(What you will do) Scan the records for the string "Imprimir", then copy each line that has it.

(Data for analysis)
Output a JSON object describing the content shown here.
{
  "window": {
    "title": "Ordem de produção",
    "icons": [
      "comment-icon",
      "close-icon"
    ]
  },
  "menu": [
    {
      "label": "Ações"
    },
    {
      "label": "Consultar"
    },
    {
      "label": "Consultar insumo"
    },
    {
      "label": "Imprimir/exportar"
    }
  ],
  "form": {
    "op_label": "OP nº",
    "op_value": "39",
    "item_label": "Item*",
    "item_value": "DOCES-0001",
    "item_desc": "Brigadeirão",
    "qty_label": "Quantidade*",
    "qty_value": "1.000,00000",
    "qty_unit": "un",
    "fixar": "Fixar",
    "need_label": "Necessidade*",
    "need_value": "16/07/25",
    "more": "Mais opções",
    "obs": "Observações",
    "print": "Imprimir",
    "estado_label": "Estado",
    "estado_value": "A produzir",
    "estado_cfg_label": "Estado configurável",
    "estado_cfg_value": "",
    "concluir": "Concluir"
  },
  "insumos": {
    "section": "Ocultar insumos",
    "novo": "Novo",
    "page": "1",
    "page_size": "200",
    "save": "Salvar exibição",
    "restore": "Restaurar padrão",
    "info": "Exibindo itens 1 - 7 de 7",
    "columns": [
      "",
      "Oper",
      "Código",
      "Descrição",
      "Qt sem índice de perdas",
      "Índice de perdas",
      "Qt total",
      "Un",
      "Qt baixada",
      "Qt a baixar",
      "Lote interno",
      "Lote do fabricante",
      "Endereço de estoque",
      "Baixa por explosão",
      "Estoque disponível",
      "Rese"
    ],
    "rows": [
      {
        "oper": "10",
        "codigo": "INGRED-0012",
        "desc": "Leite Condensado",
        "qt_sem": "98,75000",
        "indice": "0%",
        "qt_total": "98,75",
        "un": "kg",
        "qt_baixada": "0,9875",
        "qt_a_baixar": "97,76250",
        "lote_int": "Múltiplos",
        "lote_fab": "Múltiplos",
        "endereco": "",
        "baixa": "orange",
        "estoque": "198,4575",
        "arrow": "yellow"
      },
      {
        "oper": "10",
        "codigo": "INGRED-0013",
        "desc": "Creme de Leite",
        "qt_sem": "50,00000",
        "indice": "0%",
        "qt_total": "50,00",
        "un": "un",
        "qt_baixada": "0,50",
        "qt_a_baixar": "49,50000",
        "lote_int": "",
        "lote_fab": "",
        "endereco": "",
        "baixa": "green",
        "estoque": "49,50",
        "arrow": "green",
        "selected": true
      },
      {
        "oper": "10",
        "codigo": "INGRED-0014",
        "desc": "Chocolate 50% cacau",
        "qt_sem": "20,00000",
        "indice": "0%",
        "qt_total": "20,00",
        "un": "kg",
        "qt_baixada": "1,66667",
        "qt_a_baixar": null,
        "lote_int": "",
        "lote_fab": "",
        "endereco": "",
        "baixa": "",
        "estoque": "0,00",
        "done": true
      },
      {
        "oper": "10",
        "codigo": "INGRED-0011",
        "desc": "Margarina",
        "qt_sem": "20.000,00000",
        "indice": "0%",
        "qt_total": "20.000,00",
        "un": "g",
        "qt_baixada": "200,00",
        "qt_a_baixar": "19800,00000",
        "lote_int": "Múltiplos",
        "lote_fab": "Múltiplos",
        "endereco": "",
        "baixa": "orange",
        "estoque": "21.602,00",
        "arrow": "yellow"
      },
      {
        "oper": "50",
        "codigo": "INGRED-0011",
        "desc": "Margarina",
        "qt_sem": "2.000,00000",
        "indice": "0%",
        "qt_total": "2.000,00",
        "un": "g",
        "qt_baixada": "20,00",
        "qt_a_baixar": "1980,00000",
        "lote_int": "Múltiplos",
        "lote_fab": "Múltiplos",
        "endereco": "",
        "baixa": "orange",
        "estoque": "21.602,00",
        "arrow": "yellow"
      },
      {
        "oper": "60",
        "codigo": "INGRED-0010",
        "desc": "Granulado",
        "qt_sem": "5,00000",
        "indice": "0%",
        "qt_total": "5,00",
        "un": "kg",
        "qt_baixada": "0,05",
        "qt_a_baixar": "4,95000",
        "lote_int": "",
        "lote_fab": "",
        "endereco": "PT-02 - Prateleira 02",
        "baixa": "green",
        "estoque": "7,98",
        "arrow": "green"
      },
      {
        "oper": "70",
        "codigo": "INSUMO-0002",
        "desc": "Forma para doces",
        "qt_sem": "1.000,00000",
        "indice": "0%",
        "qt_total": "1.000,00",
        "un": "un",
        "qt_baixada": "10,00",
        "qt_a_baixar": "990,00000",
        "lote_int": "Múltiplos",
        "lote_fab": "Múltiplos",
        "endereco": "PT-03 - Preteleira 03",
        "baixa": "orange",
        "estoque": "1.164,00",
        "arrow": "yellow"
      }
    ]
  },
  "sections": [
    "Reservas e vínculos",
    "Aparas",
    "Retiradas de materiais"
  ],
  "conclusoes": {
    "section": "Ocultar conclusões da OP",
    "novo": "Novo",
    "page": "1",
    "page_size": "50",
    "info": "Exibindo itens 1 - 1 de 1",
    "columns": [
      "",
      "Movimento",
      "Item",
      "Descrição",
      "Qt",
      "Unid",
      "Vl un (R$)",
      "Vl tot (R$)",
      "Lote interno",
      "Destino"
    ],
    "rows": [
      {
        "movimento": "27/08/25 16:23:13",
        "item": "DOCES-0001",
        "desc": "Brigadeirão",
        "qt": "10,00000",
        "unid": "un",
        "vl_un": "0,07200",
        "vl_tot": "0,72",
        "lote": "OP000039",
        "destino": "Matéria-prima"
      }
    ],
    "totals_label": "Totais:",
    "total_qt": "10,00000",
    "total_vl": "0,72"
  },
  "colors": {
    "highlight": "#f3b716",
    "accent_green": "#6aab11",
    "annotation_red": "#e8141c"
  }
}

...

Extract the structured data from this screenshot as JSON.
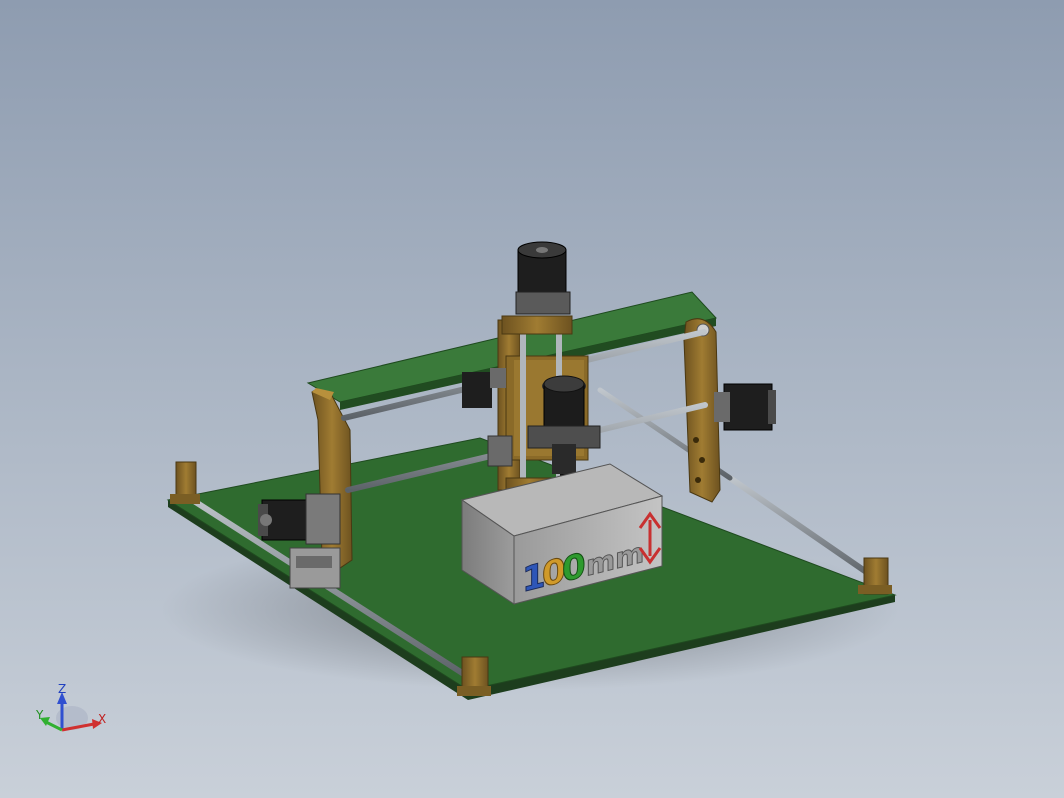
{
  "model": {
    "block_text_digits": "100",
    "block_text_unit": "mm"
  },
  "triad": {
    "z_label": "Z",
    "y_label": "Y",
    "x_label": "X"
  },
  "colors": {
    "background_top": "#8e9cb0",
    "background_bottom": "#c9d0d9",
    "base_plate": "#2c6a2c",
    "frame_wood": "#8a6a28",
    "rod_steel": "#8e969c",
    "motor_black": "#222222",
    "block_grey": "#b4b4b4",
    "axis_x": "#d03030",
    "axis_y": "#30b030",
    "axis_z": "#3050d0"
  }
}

(Result for this task)
      "label": "Imprimir/exportar"
    "print": "Imprimir",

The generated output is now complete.